Private download backends


Many web servers (at least Apache, Lighttpd, and nginx) provide an "X-Sendfile" module which allows for handing off the actual file transfer to the web server. This is much more efficient than the default download backend, so you should install the required module for your web server and then configure the xsendfile download backend in your

SERVE_FILE_BACKEND = 'filetransfers.backends.xsendfile.serve_file'


We also provide a backend which simply redirects to file.url. You have to make sure that file.url actually generates a private download URL, though. This backend should work with the Amazon S3 and similar storage backends from the django-storages project. Just add the following to your

SERVE_FILE_BACKEND = 'filetransfers.backends.url.serve_file'

Public download backends


If file.url points to a public download URL you can use this backend:

PUBLIC_DOWNLOAD_URL_BACKEND = 'filetransfers.backends.url.public_download_url'


Alternatively, there's also a simple backend that merely points to a different URL. You just need to specify a base URL and the backend appends to that base URL.

PUBLIC_DOWNLOAD_URL_BACKEND = 'filetransfers.backends.base_url.public_download_url'

Upload backends


This backend delegates the upload to some other backend based on private=True or private=False. This way you can, for instance, use the App Engine Blobstore for private files and Amazon S3 for public files:
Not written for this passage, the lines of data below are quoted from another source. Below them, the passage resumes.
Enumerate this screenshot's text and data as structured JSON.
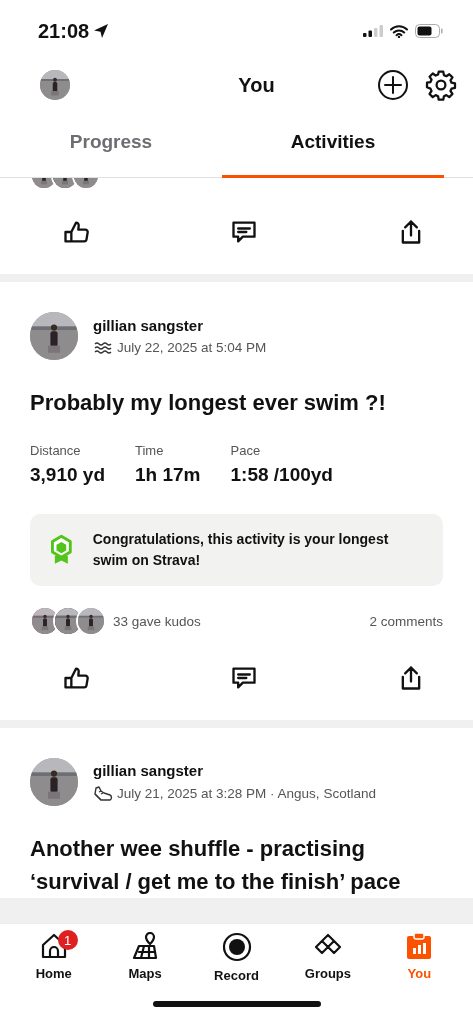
{
  "status_bar": {
    "time": "21:08"
  },
  "header": {
    "title": "You"
  },
  "tabs": [
    {
      "label": "Progress",
      "selected": false
    },
    {
      "label": "Activities",
      "selected": true
    }
  ],
  "activities": [
    {
      "athlete": "gillian sangster",
      "kind": "swim",
      "date": "July 22, 2025 at 5:04 PM",
      "title": "Probably my longest ever swim ?!",
      "stats": [
        {
          "label": "Distance",
          "value": "3,910 yd"
        },
        {
          "label": "Time",
          "value": "1h 17m"
        },
        {
          "label": "Pace",
          "value": "1:58 /100yd"
        }
      ],
      "achievement": "Congratulations, this activity is your longest swim on Strava!",
      "kudos": "33 gave kudos",
      "comments": "2 comments"
    },
    {
      "athlete": "gillian sangster",
      "kind": "run",
      "date": "July 21, 2025 at 3:28 PM · Angus, Scotland",
      "title": "Another wee shuffle - practising ‘survival / get me to the finish’ pace"
    }
  ],
  "nav": [
    {
      "label": "Home",
      "kind": "home",
      "badge": "1",
      "selected": false
    },
    {
      "label": "Maps",
      "kind": "maps",
      "selected": false
    },
    {
      "label": "Record",
      "kind": "record",
      "selected": false
    },
    {
      "label": "Groups",
      "kind": "groups",
      "selected": false
    },
    {
      "label": "You",
      "kind": "you",
      "selected": true
    }
  ]
}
# Configure "delegate" backend
PREPARE_UPLOAD_BACKEND = 'filetransfers.backends.delegate.prepare_upload'
PUBLIC_PREPARE_UPLOAD_BACKEND = 's3backend.prepare_upload'
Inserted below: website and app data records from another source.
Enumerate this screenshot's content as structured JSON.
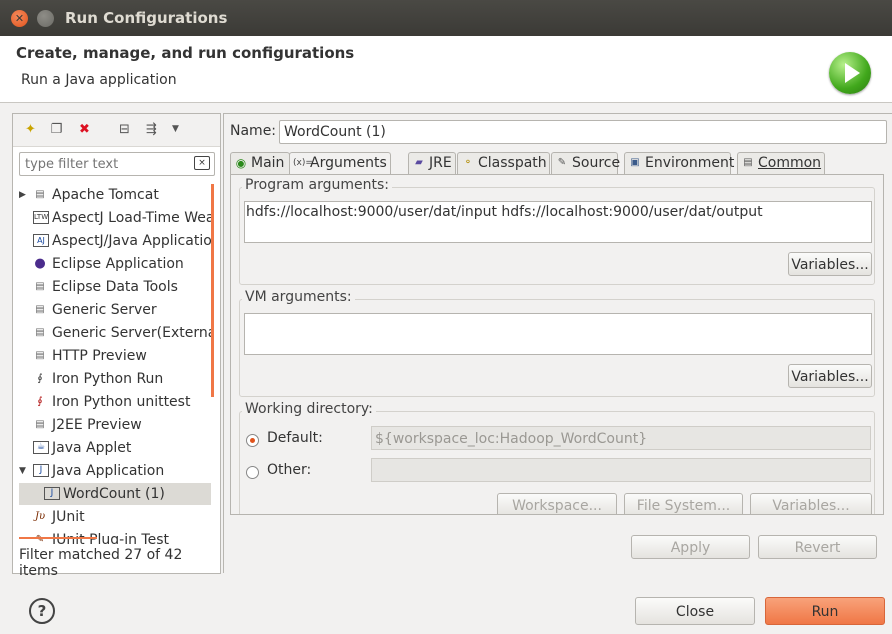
{
  "window": {
    "title": "Run Configurations"
  },
  "banner": {
    "title": "Create, manage, and run configurations",
    "subtitle": "Run a Java application",
    "icon": "run-icon"
  },
  "filter": {
    "placeholder": "type filter text",
    "status": "Filter matched 27 of 42 items"
  },
  "tree": {
    "items": [
      {
        "label": "Apache Tomcat",
        "icon": "tomcat-icon",
        "expandable": true
      },
      {
        "label": "AspectJ Load-Time Wea",
        "icon": "ltw-icon"
      },
      {
        "label": "AspectJ/Java Applicatio",
        "icon": "aj-icon"
      },
      {
        "label": "Eclipse Application",
        "icon": "eclipse-icon"
      },
      {
        "label": "Eclipse Data Tools",
        "icon": "server-icon"
      },
      {
        "label": "Generic Server",
        "icon": "server-icon"
      },
      {
        "label": "Generic Server(External",
        "icon": "server-icon"
      },
      {
        "label": "HTTP Preview",
        "icon": "server-icon"
      },
      {
        "label": "Iron Python Run",
        "icon": "python-icon"
      },
      {
        "label": "Iron Python unittest",
        "icon": "python-test-icon"
      },
      {
        "label": "J2EE Preview",
        "icon": "server-icon"
      },
      {
        "label": "Java Applet",
        "icon": "applet-icon"
      },
      {
        "label": "Java Application",
        "icon": "java-app-icon",
        "expanded": true
      },
      {
        "label": "WordCount (1)",
        "icon": "java-app-icon",
        "child": true,
        "selected": true
      },
      {
        "label": "JUnit",
        "icon": "junit-icon"
      },
      {
        "label": "JUnit Plug-in Test",
        "icon": "junit-plugin-icon"
      }
    ]
  },
  "config": {
    "name_label": "Name:",
    "name_value": "WordCount (1)"
  },
  "tabs": [
    {
      "label": "Main",
      "icon": "main-tab-icon"
    },
    {
      "label": "Arguments",
      "icon": "arguments-tab-icon",
      "active": true
    },
    {
      "label": "JRE",
      "icon": "jre-tab-icon"
    },
    {
      "label": "Classpath",
      "icon": "classpath-tab-icon"
    },
    {
      "label": "Source",
      "icon": "source-tab-icon"
    },
    {
      "label": "Environment",
      "icon": "environment-tab-icon"
    },
    {
      "label": "Common",
      "icon": "common-tab-icon"
    }
  ],
  "arguments": {
    "program_label": "Program arguments:",
    "program_value": "hdfs://localhost:9000/user/dat/input hdfs://localhost:9000/user/dat/output",
    "vm_label": "VM arguments:",
    "vm_value": "",
    "variables_label": "Variables...",
    "working_dir_label": "Working directory:",
    "default_label": "Default:",
    "default_value": "${workspace_loc:Hadoop_WordCount}",
    "other_label": "Other:",
    "other_value": "",
    "workspace_button": "Workspace...",
    "filesystem_button": "File System...",
    "variables_button": "Variables..."
  },
  "actions": {
    "apply": "Apply",
    "revert": "Revert",
    "close": "Close",
    "run": "Run"
  },
  "colors": {
    "accent": "#f07746",
    "title_bar": "#3c3b37"
  }
}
# Use S3 for public_download_url and Blobstore for serve_file
PUBLIC_DOWNLOAD_URL_BACKEND = 'filetransfers.backends.base_url.public_download_url'
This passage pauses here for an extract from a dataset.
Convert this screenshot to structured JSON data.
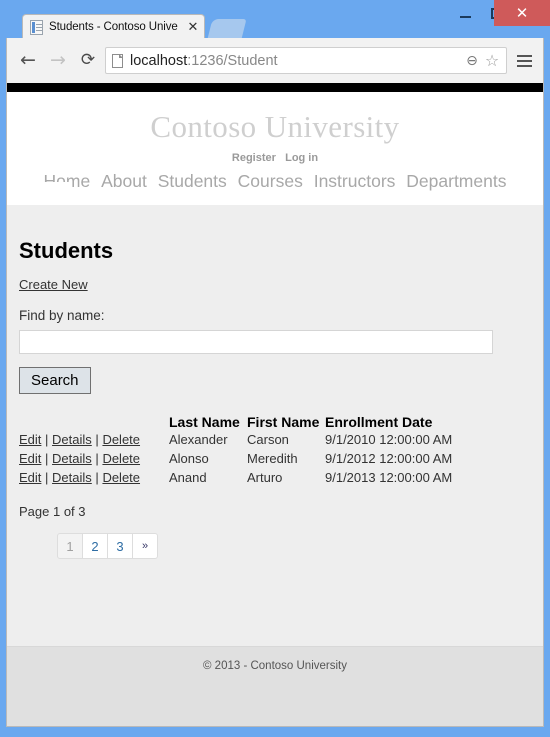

Reference: filetransfers.api module

prepare_upload(request, url, private=False, backend=None)

Returns a tuple with a target URL for the upload form and a dict with additional POST data for the upload request.

Required arguments:

  • request: The view's request.
  • url: The target URL where the files should be sent to.

Optional arguments:

  • private: If False the backend will try to make the upload publicly accessible, so it can be served via the public_download_url template filter. If True the backend will try to make the upload non-accessible to the public, so it can only be served via serve_file().
  • backend: If defined, you can override the backend specified in

serve_file(request, file, backend=None, save_as=False, content_type=None)

Serves a file to the browser. This is used either for checking permissions before approving a downoad or as a fallback if the backend doesn't support publicly accessible URLs. So, you always have to provide a view that uses this function.

Required arguments:

  • request: The view's request.
  • file: The File object (e.g. from FileField) that should be served.

Optional arguments:

  • save_as: Forces the browser to save the file instead of displaying it (useful for PDF documents, for example). If this is True the file object's name attribute will be used as the file name in the download dialog. Alternatively, you can pass a string to override the file name. The default is to let the browser decide how to handle the download.
  • content_type: Overrides the file's content type in the response. By default the content type will be detected via mimetypes.guess_type() using
  • backend: If defined, you can override the backend specified in

public_download_url(file, backend=None)

Tries to generate a publicly accessible URL for the given file. Returns None if no URL could be generated. The same function is available as a template filter.

Required arguments:

  • file: The File object (e.g. from FileField) that should be served.

Optional arguments:

  • backend: If defined, you can override the backend specified in

Reference: filetransfers template library

{% render_upload_data upload_data %}

Renders <input type="hidden" ... /> fields for the extra POST data (upload_data) as returned by prepare_upload().


This template filter does the same as the public_upload_url() function in the filetransfers.api module: It returns a publicly accessible URL for the given file or None if it no such URL exists.

It takes the File object (e.g. from FileField) that should be served and optionally a second parameter to override the backend specified in